You can also directly plant the stem cuttings into the well-draining substrate for rooting. Remember to keep the soil mix moist but not soggy, as it could cause rotting.

Also, no need to add fertilizer as the nutrients present in the fresh soil is enough for the growth of cutting.

Unlike rooting in water, you can not track the root growth while rooting cuttings in soil. Furthermore, the root growth in the soil is slower than in water.

2. Air Layering

You can also propagate Split Leaf Philodendron via the air layering method. However, this method is slightly more difficult than stem cutting.

  • Find a healthy stem section of the plant with multiple nodes.
  • Carefully make a small cut on the stem right below a leaf node.
  • Add rooting hormone to the cut and add sphagnum moss, then wrap it using a plastic bag.
  • Ensure to wrap it properly so that the moss does not fall off.
  • Regularly mist the moss to keep the humidity level intact.
  • The root should sprout from the cut within two weeks to a month.
  • Once the roots are legit sturdy, you can carefully cut the root ball and plant it in a fresh potting mix.

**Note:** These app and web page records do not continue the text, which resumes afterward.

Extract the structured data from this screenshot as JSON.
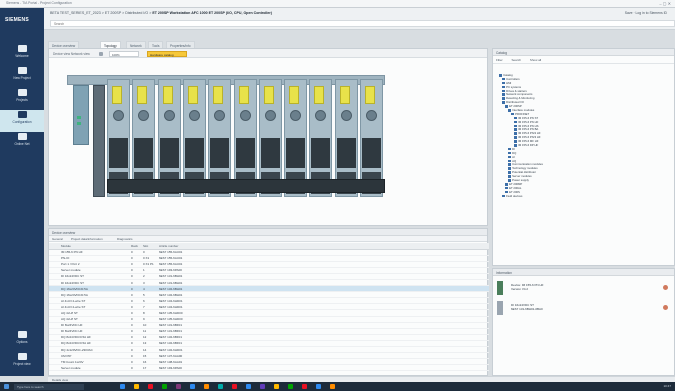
{
  "window": {
    "title": "Siemens - TIA Portal - Project Configuration"
  },
  "brand": "SIEMENS",
  "header": {
    "breadcrumb_prefix": "BETA TEST_SERIES_ET_2023 > ET 200SP > Distributed I/O > ",
    "breadcrumb_current": "ET 200SP Workstation AFC 1000 ET 200SP (I/O, CPU, Open Controller)",
    "right_actions": "Save  ·  Log in to Siemens ID",
    "search_placeholder": "Search"
  },
  "leftnav": {
    "items": [
      {
        "label": "Welcome"
      },
      {
        "label": "New Project"
      },
      {
        "label": "Projects"
      },
      {
        "label": "Configuration"
      },
      {
        "label": "Online Net"
      },
      {
        "label": "Options"
      },
      {
        "label": "Project view"
      }
    ]
  },
  "tabs": [
    "Device overview",
    "Topology",
    "Network",
    "Tools",
    "Properties/info"
  ],
  "editor": {
    "toolbar_label": "Device view  Network view",
    "zoom": "100%",
    "hw_button": "Hardware catalog"
  },
  "details": {
    "header": "Device overview",
    "subtabs": [
      "General",
      "Project data/information",
      "Diagnostics"
    ],
    "columns": [
      "",
      "Module",
      "Rack",
      "Slot",
      "Article number"
    ],
    "rows": [
      {
        "icon": "",
        "module": "IM 155-6 PN HF",
        "rack": "0",
        "slot": "0",
        "article": "6ES7 155-6AU01"
      },
      {
        "icon": "",
        "module": "PN-IO",
        "rack": "0",
        "slot": "0 X1",
        "article": "6ES7 155-6AU01"
      },
      {
        "icon": "",
        "module": "Port 1 / Port 2",
        "rack": "0",
        "slot": "0 X1 P1",
        "article": "6ES7 155-6AU01"
      },
      {
        "icon": "",
        "module": "Server module",
        "rack": "0",
        "slot": "1",
        "article": "6ES7 193-6PA00"
      },
      {
        "icon": "",
        "module": "DI 16x24VDC ST",
        "rack": "0",
        "slot": "2",
        "article": "6ES7 131-6BH01"
      },
      {
        "icon": "",
        "module": "DI 16x24VDC ST",
        "rack": "0",
        "slot": "3",
        "article": "6ES7 131-6BH01"
      },
      {
        "icon": "",
        "module": "DQ 16x24VDC/0.5A",
        "rack": "0",
        "slot": "4",
        "article": "6ES7 132-6BH01"
      },
      {
        "icon": "",
        "module": "DQ 16x24VDC/0.5A",
        "rack": "0",
        "slot": "5",
        "article": "6ES7 132-6BH01"
      },
      {
        "icon": "",
        "module": "AI 4xU/I 2-wire ST",
        "rack": "0",
        "slot": "6",
        "article": "6ES7 134-6HD01"
      },
      {
        "icon": "",
        "module": "AI 4xU/I 2-wire ST",
        "rack": "0",
        "slot": "7",
        "article": "6ES7 134-6HD01"
      },
      {
        "icon": "",
        "module": "AQ 4xU/I ST",
        "rack": "0",
        "slot": "8",
        "article": "6ES7 135-6HD00"
      },
      {
        "icon": "",
        "module": "AQ 4xU/I ST",
        "rack": "0",
        "slot": "9",
        "article": "6ES7 135-6HD00"
      },
      {
        "icon": "",
        "module": "DI 8x24VDC HF",
        "rack": "0",
        "slot": "10",
        "article": "6ES7 131-6BF01"
      },
      {
        "icon": "",
        "module": "DI 8x24VDC HF",
        "rack": "0",
        "slot": "11",
        "article": "6ES7 131-6BF01"
      },
      {
        "icon": "",
        "module": "DQ 8x24VDC/0.5A HF",
        "rack": "0",
        "slot": "12",
        "article": "6ES7 132-6BF01"
      },
      {
        "icon": "",
        "module": "DQ 8x24VDC/0.5A HF",
        "rack": "0",
        "slot": "13",
        "article": "6ES7 132-6BF01"
      },
      {
        "icon": "",
        "module": "RQ 4x120VDC-230VAC",
        "rack": "0",
        "slot": "14",
        "article": "6ES7 132-6HD01"
      },
      {
        "icon": "",
        "module": "CM PtP",
        "rack": "0",
        "slot": "15",
        "article": "6ES7 137-6AA00"
      },
      {
        "icon": "",
        "module": "TM Count 1x24V",
        "rack": "0",
        "slot": "16",
        "article": "6ES7 138-6AA01"
      },
      {
        "icon": "",
        "module": "Server module",
        "rack": "0",
        "slot": "17",
        "article": "6ES7 193-6PA00"
      }
    ],
    "selected_index": 6
  },
  "catalog": {
    "header": "Catalog",
    "tools": [
      "Filter",
      "Search",
      "Show all"
    ],
    "tree": [
      "Catalog",
      "Controllers",
      "HMI",
      "PC systems",
      "Drives & starters",
      "Network components",
      "Detecting & Monitoring",
      "Distributed I/O",
      "ET 200SP",
      "Interface modules",
      "PROFINET",
      "IM 155-6 PN ST",
      "IM 155-6 PN HF",
      "IM 155-6 PN HS",
      "IM 155-6 PN BA",
      "IM 155-6 PN/2 HF",
      "IM 155-6 PN/3 HF",
      "IM 155-6 MF HF",
      "IM 155-6 DP HF",
      "DI",
      "DQ",
      "AI",
      "AQ",
      "Communication modules",
      "Technology modules",
      "Potential distributor",
      "Server modules",
      "Power supply",
      "ET 200MP",
      "ET 200AL",
      "ET 200S",
      "Field devices"
    ]
  },
  "info": {
    "header": "Information",
    "items": [
      {
        "title": "Device: IM 155-6 PN HF",
        "sub": "Version V4.2"
      },
      {
        "title": "DI 16x24VDC ST",
        "sub": "6ES7 131-6BH01-0BA0"
      }
    ]
  },
  "statusbar": "Details view",
  "taskbar": {
    "search_placeholder": "Type here to search",
    "clock": "10:47"
  }
}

Editor’s Note

Aftercare for Newly Propagated Split Leaf Philodendron!

Unlike the established Philodendrons, newly propagated plants are fragile and require more care.

Thus, place them in bright indirect sunlight (at least six hours) and water once a week. Also, keep the temperature at 64-77°F and humidity at 70-80%.

Likewise, always use a loose, airy, nutrient-rich soil mix with proper drainage for better growth.

All The Best!